The 670 has a significant advantage and is a much better card for overclocking. You got your money's worth with it and I can admit that as someone whom prefers Radeon 79xx cards over the top GTX 6xx cards.
 
[citation][nom]mohit9206[/nom]whats the difference between a Ti and a non Ti graphics card ? also when is the the non Ti GTX660 coming and what will it cost ? something around $200 would be nice. else would have to get GTX650 instead..[/citation]

TI is just a way for Nvidia to differentiate two different models. The GTX 660 (or as you referred to it, non-Ti) is supposedly going to have a weaker GPU than the 660 TI, but the GPU really isn't as important as the memory bandwidth because the Kepler GPUs are just too fast, so it will probably perform similarly to the GTX 660 TI, maybe a little under. It will probably beat the Radeon 7850 in stock performance (although definitely not in overclocking performance) at a similarly slightly higher price.

[citation][nom]Wisecracker[/nom]3 out of 4 ain't bad .... If you'd been paying attention over the last few months, you could have snagged an HD6950 for $200, or less.[/citation]

The GTX 650 can probably meet or beat the Radeon 6950 2GiB, at least at stock. If I had to guess, I'd say that the GTX 650 and the GTX 660 will probably overclock about as far as the GTX 660 TI does and that's still farther than the 6950.
 
[citation][nom]foldspace[/nom]So considering how settings dependent the back and forth is, can we call it a draw in performance at the very least?Also, what role does FXAA play in deciding whether to get a 660 ti over a 7870? It is applicable in a lot of AA situations from nvidia control panel and some people prefer FXAA.[/citation]

A tie at stock is something that I could call it. However, not when overclocking is considered. It becomes a clear win or AMD with the 7870 and especially the 7950 when overclocking is considered.
 
[citation][nom]CagedAlchemist[/nom]What about the ASUS version or the Gigabyte version...you can't just base it all on just the MSI.[/citation]
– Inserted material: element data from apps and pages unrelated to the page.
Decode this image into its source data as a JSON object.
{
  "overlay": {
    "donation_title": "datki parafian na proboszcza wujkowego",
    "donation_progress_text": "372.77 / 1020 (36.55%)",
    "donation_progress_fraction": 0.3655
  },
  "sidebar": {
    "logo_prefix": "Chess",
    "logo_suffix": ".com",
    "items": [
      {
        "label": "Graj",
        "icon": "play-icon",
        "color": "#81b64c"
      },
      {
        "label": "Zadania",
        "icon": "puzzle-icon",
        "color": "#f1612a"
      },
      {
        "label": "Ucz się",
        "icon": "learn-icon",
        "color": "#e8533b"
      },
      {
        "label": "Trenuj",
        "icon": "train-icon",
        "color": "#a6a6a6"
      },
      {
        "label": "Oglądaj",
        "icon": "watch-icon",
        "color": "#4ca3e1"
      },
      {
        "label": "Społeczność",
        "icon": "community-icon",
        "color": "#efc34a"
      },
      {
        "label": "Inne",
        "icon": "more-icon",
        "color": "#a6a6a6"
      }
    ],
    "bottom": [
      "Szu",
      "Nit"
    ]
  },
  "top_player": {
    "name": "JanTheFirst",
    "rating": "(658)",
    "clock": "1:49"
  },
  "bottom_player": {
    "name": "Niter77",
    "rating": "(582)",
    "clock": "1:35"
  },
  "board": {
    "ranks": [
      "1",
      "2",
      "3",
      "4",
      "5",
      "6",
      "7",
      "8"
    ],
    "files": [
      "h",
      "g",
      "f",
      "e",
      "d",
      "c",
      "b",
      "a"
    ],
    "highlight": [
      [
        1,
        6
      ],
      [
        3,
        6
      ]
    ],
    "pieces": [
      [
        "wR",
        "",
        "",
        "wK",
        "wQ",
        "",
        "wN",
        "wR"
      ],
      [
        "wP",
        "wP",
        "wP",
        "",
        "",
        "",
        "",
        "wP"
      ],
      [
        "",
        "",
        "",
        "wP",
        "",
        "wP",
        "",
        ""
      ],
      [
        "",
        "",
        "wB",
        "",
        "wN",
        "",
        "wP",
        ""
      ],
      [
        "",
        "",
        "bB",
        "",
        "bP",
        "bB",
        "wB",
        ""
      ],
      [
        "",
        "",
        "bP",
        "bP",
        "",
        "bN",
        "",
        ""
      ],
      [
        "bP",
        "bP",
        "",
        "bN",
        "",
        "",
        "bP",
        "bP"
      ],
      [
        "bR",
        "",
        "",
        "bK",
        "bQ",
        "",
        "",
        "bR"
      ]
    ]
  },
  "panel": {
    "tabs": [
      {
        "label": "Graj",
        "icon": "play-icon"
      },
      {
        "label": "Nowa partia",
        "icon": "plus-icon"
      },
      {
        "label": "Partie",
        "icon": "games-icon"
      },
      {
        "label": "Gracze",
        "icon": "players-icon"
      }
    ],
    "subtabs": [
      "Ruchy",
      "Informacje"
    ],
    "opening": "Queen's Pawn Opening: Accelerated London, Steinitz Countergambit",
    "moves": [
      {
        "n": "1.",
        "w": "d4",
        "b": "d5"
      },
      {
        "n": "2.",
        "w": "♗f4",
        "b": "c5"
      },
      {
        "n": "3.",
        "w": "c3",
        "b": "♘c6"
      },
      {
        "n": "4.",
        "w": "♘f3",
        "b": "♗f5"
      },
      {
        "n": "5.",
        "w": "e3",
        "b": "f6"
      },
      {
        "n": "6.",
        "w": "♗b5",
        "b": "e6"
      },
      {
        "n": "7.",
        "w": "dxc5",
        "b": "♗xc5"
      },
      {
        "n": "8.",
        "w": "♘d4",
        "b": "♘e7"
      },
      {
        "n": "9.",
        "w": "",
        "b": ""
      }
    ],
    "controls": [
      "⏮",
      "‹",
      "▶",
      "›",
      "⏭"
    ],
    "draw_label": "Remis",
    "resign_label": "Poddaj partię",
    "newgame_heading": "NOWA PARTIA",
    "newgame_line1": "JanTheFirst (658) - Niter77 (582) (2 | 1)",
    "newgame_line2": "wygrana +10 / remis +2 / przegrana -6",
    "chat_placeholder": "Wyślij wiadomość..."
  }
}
Same hardware at same clocks says that the can. Overclocking might be somewhat different on other cards, but stock performance will be identical within the same system if the hardware and clocks are identical.
 
[citation][nom]zooted[/nom]I wish there was a card falling between the 7770 and 7850 There is a HUGE performance gap that is completely left open.[/citation]

You could ask Tom's if they still have that 768 core 7850-single slot engineering sample ;)
Otherwise, AMD seems rather adamant about not making a reference card between the 7770 and the 7850. I agree with you in that there should be one (as do many other people), but AMD says that they don't want to do it.
 
[citation][nom]Vaysh[/nom]Meh. Gonna wait on Maxwell. Definitely too pricey, coming from a 460 1gig.[/citation]

I'd like to see how Maxwell does too. Also, you might be more interested in the upcoming GTX 650 than the GTX 660 and the GTX 660 TI. It should give you a good performance boost at around $200.
 


The GTS 650 is supposed to be the GDDR5 GT 640, not GTX 650 according to this. The GTX 650 should have GK106 with 768 CUDA cores as well as the same 192 bit GDDR5 bus as the GTX 660 and GTX 660 TI.

http://wccftech.com/nvidia-geforce-gtx-660-gtx-650-gts-650-specifications-launch-dates-confirmed/

It seems as if Nvidia changed the former GTX 650 to the GTS 650 and made a new GTX 650 to replace it which should be a GTX 650 TI IMO, but oh well. It would be nice if Nvidia and even AMD were more consistent in their naming schemes across generations. We'll see what the truth is when Nvidia lets us all in on it.
 

ashinms

Honorable
Feb 19, 2012
155
0
10,680
0
[citation][nom]verbalizer[/nom]GPGPU = Kepler = FAIL....that's depressing but I understand nVidia has designated GTX 6 series as a gaming cards but c'mon SON.!!!ridiculous once again..[/citation]
You mean GPGPU + kepler= fail.
 

davemaster84

Distinguished
Jun 15, 2011
464
0
18,810
9
I find this review a little silly , Why they put side by side the 670 and the 7970? That is why the gap seems like that, they should use the 680 which is the nvidia´s flagship. Otherwise it will always look like ATI has the clear advantage
 
Status
Not open for further replies.

ASK THE COMMUNITY

TRENDING THREADS

Latest posts